→ **TASK ITEM**: All entries below are to be returned in full, exactly as they stand.

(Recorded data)
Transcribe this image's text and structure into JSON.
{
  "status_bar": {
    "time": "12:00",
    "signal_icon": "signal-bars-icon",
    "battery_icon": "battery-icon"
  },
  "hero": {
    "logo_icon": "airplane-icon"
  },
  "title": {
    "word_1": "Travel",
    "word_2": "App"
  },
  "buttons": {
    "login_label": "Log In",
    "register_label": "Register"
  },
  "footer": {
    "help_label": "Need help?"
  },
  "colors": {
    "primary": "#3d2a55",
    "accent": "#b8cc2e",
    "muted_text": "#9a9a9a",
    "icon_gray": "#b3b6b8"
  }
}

→ **RESPONSE AREA**:
Transcribe this image's text and structure into JSON.
{
  "status_bar": {
    "time": "12:00",
    "signal_icon": "signal-bars-icon",
    "battery_icon": "battery-icon"
  },
  "hero": {
    "logo_icon": "airplane-icon"
  },
  "title": {
    "word_1": "Travel",
    "word_2": "App"
  },
  "buttons": {
    "login_label": "Log In",
    "register_label": "Register"
  },
  "footer": {
    "help_label": "Need help?"
  },
  "colors": {
    "primary": "#3d2a55",
    "accent": "#b8cc2e",
    "muted_text": "#9a9a9a",
    "icon_gray": "#b3b6b8"
  }
}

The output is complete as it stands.